Flight of the mining bosses: Joburg adapts amid corporate exodus
/ 21 April 2022

Flight of the mining bosses: Joburg adapts amid corporate exodus

The city once traversed by mining prospectors has recently lost some of its most esteemed tenants, including Anglo American and the Minerals Council

This content is restricted to subscribers only.

Join the M&G Community

Our commitment at the Mail & Guardian is to ensure every reader enjoys the finest experience. Join the M&G community and support us in delivering in-depth news to you consistently.

Subscription enables:

  • – M&G community membership
  • – independent journalism
  • – access to all premium articles & features
  • – a digital version of the weekly newspaper
  • – invites to subscriber-only events
  • – the opportunity to test new online features first

Already a subscriber?

Bring ‘empathy’ back to Nedlac
/ 6 March 2020

Bring ‘empathy’ back to Nedlac

Lisa Seftel started out in the labour movement before she took up positions in government. Now, as the head of Nedlac, she has to create a space where both sides can meet to discuss and debate important policy issues

No image available
/ 25 February 2008

Tourist guides tap rich vein in Gauteng

Tourist guides from across Gauteng gathered under a hot marquee for the International Tourist Guides’ Day at Constitutional Hill in Johannesburg last week — and, for a change, were on the receiving end of an educational tour. "We are who we are through others," were the words of Lungi Morrison, of the Gauteng Tourism Authority.

No image available
/ 22 January 2008

A street person named Desire

This is how I came to fall in love with a homeless person. My friend Sabelo has a mighty mane of dreadlocks and an ego so large he can barely get his Rasta shirt on, but he’s a friend and he knows things. We’re at the Apartheid Museum where Sabelo comes to flirt with hot foreign girls, writes Lev David.

No image available
/ 26 December 2007

A story of hope from one who has survived sexual abuse

A man in a clerical habit abused me in the church hall of the Johannesburg parish of the Immaculate Conception in Sturdee Avenue, Rosebank. It happened after a children’s Christmas party — and my abuser was a Catholic cleric. My uncle, Cardinal Owen McCann, was the archbishop of Cape Town at the time.

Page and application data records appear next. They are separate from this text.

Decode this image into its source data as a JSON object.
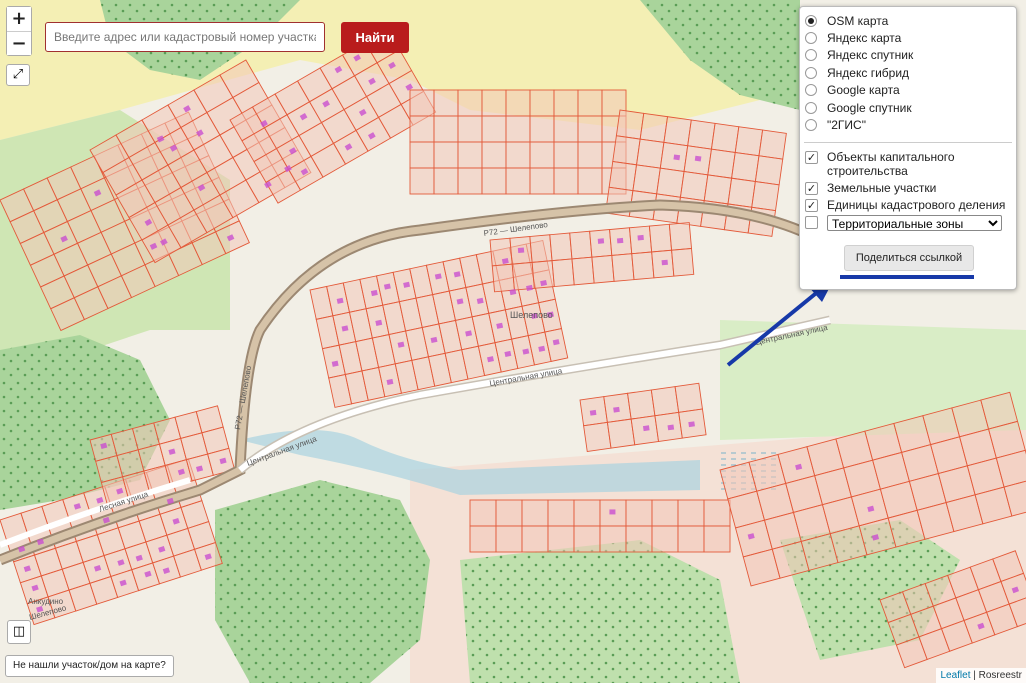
{
  "colors": {
    "find_button": "#b91c1c",
    "parcel_stroke": "#e35a3a",
    "parcel_fill": "#f3c6b8",
    "building": "#c94fd0",
    "forest": "#6fb26a",
    "road": "#b9a38a",
    "share_underline": "#1739a8",
    "annotation_arrow": "#1739a8"
  },
  "controls": {
    "zoom_in": "+",
    "zoom_out": "−",
    "fullscreen_icon": "expand-icon"
  },
  "search": {
    "placeholder": "Введите адрес или кадастровый номер участка",
    "value": "",
    "button_label": "Найти"
  },
  "layers": {
    "base_layers": [
      {
        "label": "OSM карта",
        "selected": true
      },
      {
        "label": "Яндекс карта",
        "selected": false
      },
      {
        "label": "Яндекс спутник",
        "selected": false
      },
      {
        "label": "Яндекс гибрид",
        "selected": false
      },
      {
        "label": "Google карта",
        "selected": false
      },
      {
        "label": "Google спутник",
        "selected": false
      },
      {
        "label": "\"2ГИС\"",
        "selected": false
      }
    ],
    "overlays": [
      {
        "label": "Объекты капитального строительства",
        "checked": true
      },
      {
        "label": "Земельные участки",
        "checked": true
      },
      {
        "label": "Единицы кадастрового деления",
        "checked": true
      }
    ],
    "zones_checked": false,
    "zones_select": "Территориальные зоны",
    "share_label": "Поделиться ссылкой"
  },
  "map_labels": {
    "road_r72_top": "Р72 — Шелепово",
    "road_r72_left": "Р72 — Шелепово",
    "village": "Шелепово",
    "central_street_1": "Центральная улица",
    "central_street_2": "Центральная улица",
    "central_street_3": "Центральная улица",
    "forest_street": "Лесная улица",
    "village_sw": "Анкудино",
    "street_sw": "Шелепово"
  },
  "bottom": {
    "legend_icon": "legend-icon",
    "not_found": "Не нашли участок/дом на карте?",
    "attribution_leaflet": "Leaflet",
    "attribution_sep": " | ",
    "attribution_source": "Rosreestr"
  }
}
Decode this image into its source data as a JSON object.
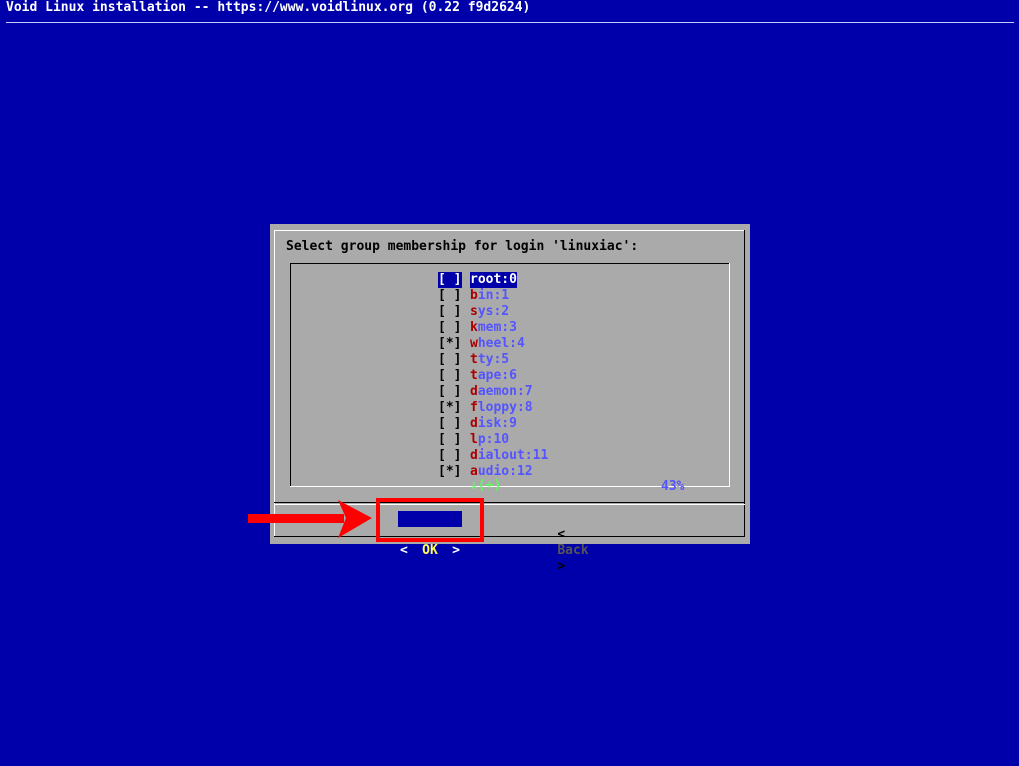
{
  "window": {
    "title": "Void Linux installation -- https://www.voidlinux.org (0.22 f9d2624)"
  },
  "dialog": {
    "prompt": "Select group membership for login 'linuxiac':",
    "items": [
      {
        "check": "[ ]",
        "hot": "r",
        "rest": "oot:0",
        "selected": true
      },
      {
        "check": "[ ]",
        "hot": "b",
        "rest": "in:1"
      },
      {
        "check": "[ ]",
        "hot": "s",
        "rest": "ys:2"
      },
      {
        "check": "[ ]",
        "hot": "k",
        "rest": "mem:3"
      },
      {
        "check": "[*]",
        "hot": "w",
        "rest": "heel:4"
      },
      {
        "check": "[ ]",
        "hot": "t",
        "rest": "ty:5"
      },
      {
        "check": "[ ]",
        "hot": "t",
        "rest": "ape:6"
      },
      {
        "check": "[ ]",
        "hot": "d",
        "rest": "aemon:7"
      },
      {
        "check": "[*]",
        "hot": "f",
        "rest": "loppy:8"
      },
      {
        "check": "[ ]",
        "hot": "d",
        "rest": "isk:9"
      },
      {
        "check": "[ ]",
        "hot": "l",
        "rest": "p:10"
      },
      {
        "check": "[ ]",
        "hot": "d",
        "rest": "ialout:11"
      },
      {
        "check": "[*]",
        "hot": "a",
        "rest": "udio:12"
      }
    ],
    "more_indicator": "↓(+)",
    "scroll_percent": "43%",
    "ok_button": {
      "left": "<",
      "label": "OK",
      "right": ">"
    },
    "back_button": {
      "left": "<",
      "label": "Back",
      "right": ">"
    }
  },
  "colors": {
    "background": "#0000aa",
    "dialog": "#aaaaaa",
    "hotkey": "#aa0000",
    "item_text": "#5555ff",
    "annotation": "#ff0000"
  }
}
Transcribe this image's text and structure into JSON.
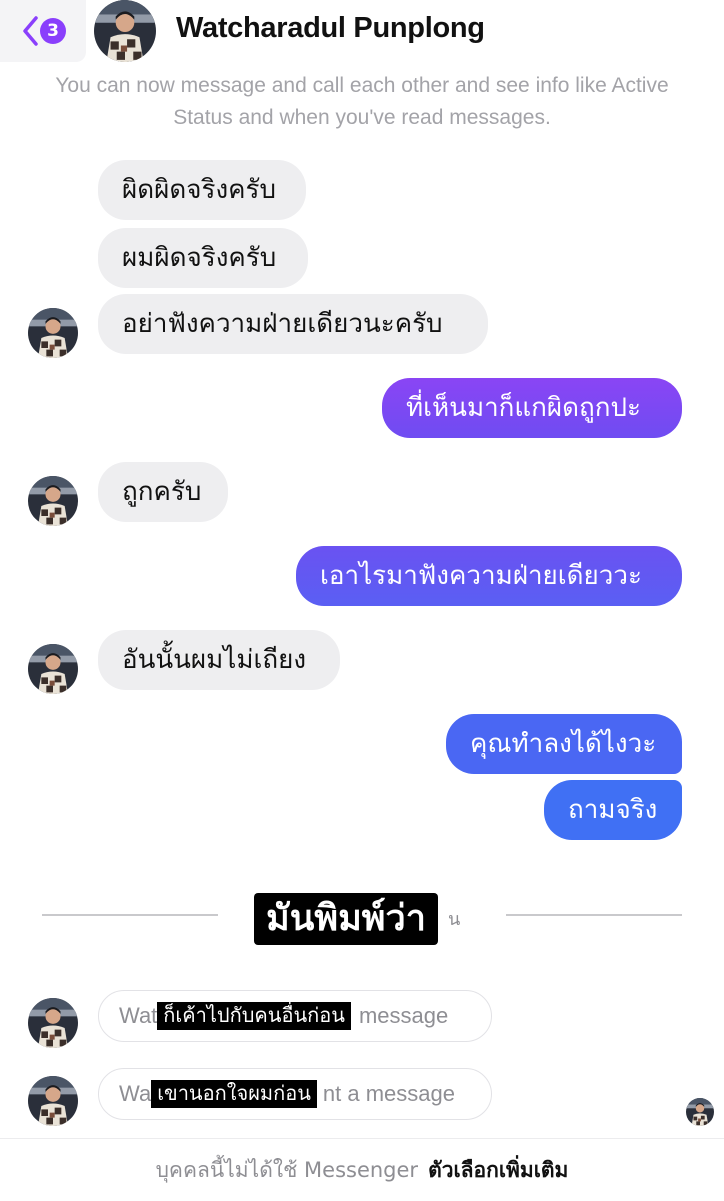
{
  "header": {
    "unread_count": "3",
    "contact_name": "Watcharadul Punplong",
    "notice": "You can now message and call each other and see info like Active Status and when you've read messages."
  },
  "messages": {
    "in_1": "ผิดผิดจริงครับ",
    "in_2": "ผมผิดจริงครับ",
    "in_3": "อย่าฟังความฝ่ายเดียวนะครับ",
    "out_1": "ที่เห็นมาก็แกผิดถูกปะ",
    "in_4": "ถูกครับ",
    "out_2": "เอาไรมาฟังความฝ่ายเดียววะ",
    "in_5": "อันนั้นผมไม่เถียง",
    "out_3": "คุณทำลงได้ไงวะ",
    "out_4": "ถามจริง"
  },
  "divider": {
    "overlay": "มันพิมพ์ว่า",
    "underlying_tail": "น"
  },
  "unsent": {
    "row1_prefix": "Wat",
    "row1_overlay": "ก็เค้าไปกับคนอื่นก่อน",
    "row1_suffix": "message",
    "row2_prefix": "Wa",
    "row2_overlay": "เขานอกใจผมก่อน",
    "row2_suffix": "nt a message"
  },
  "footer": {
    "note": "บุคคลนี้ไม่ได้ใช้ Messenger",
    "more_options": "ตัวเลือกเพิ่มเติม"
  },
  "colors": {
    "accent_purple": "#8a3ffc",
    "bubble_out_top": "#7a45f2",
    "bubble_out_bottom": "#3f6cf4",
    "bubble_in": "#eeeef0"
  }
}
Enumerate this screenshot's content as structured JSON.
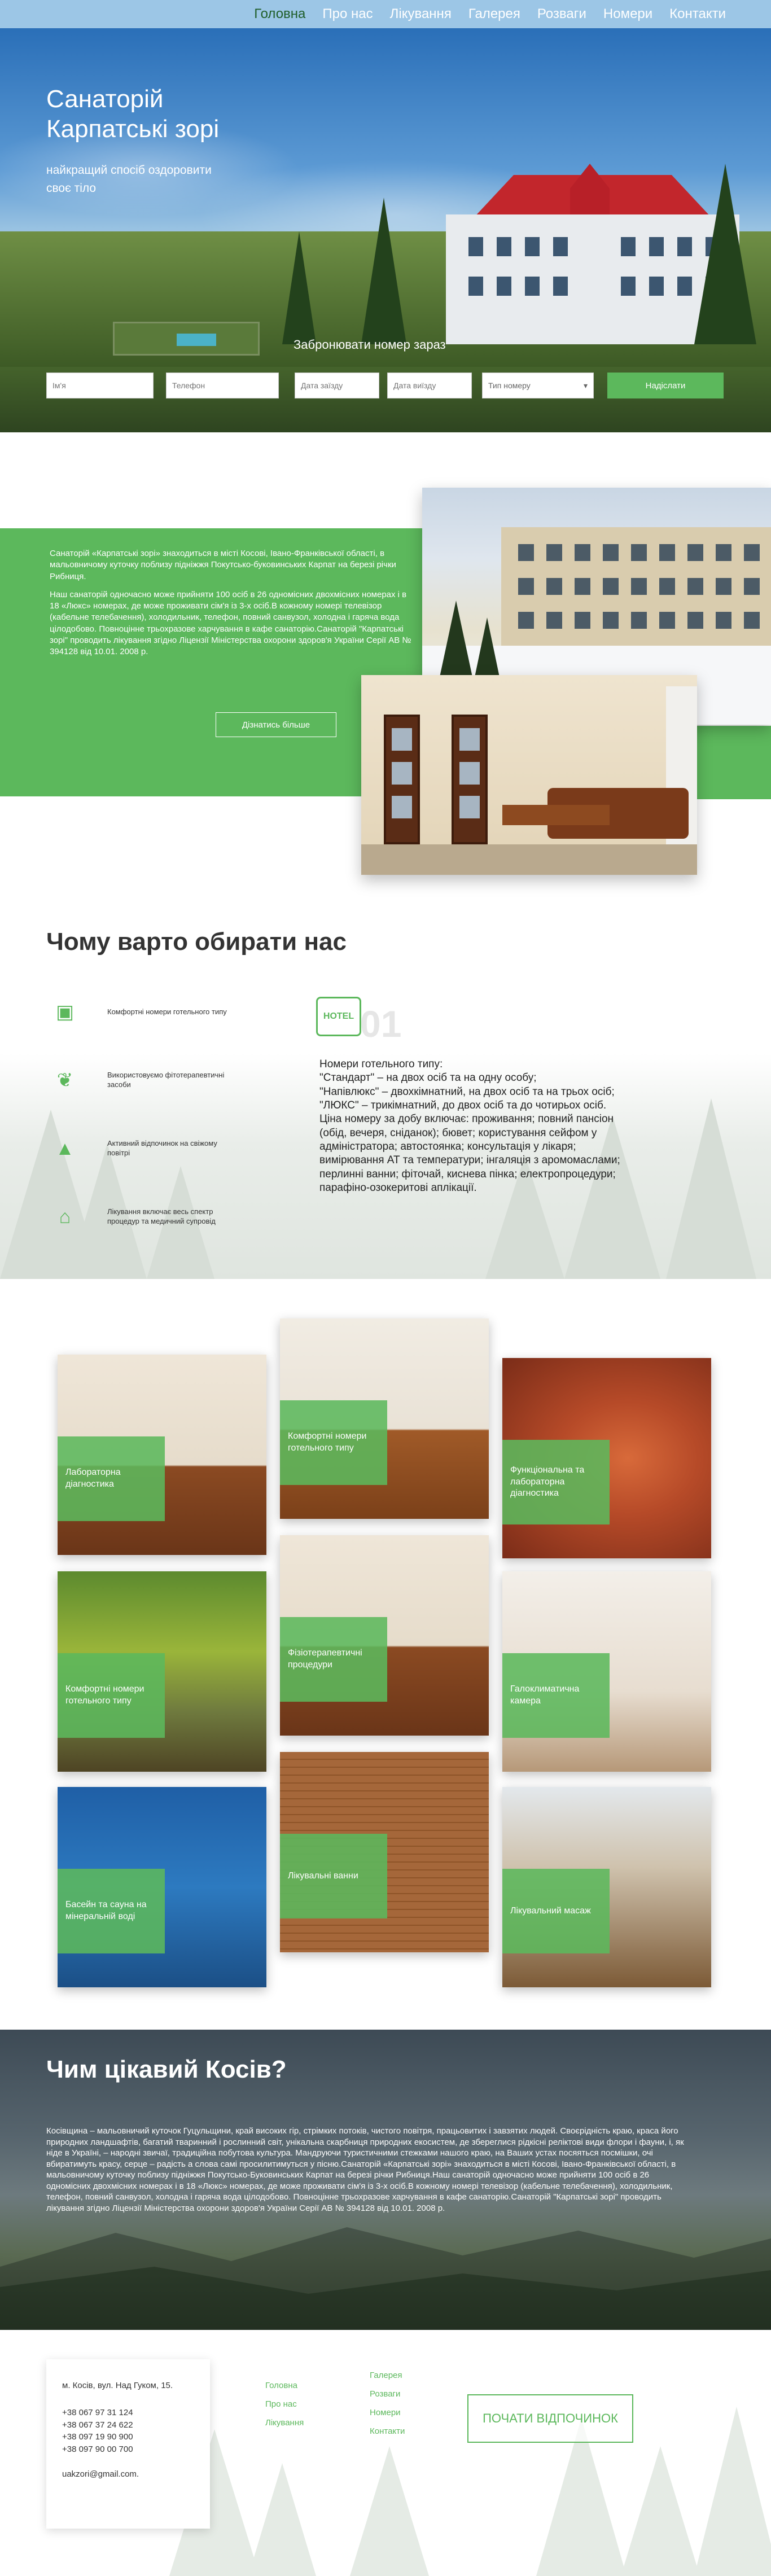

His position as president of the South African Catholic Bishops’ Conference was not enough to deter my abuser.

No image available
/ 9 November 2007

Why the idea of paid entries annoys Wikipedia

When a blogger revealed earlier this year that Microsoft wanted to pay him to fix purported inaccuracies in technical articles on Wikipedia, the software company endured online slams and a rebuke from the web encyclopedia’s founder for behaving unethically. But why is it so bad to pay someone to write something on Wikipedia?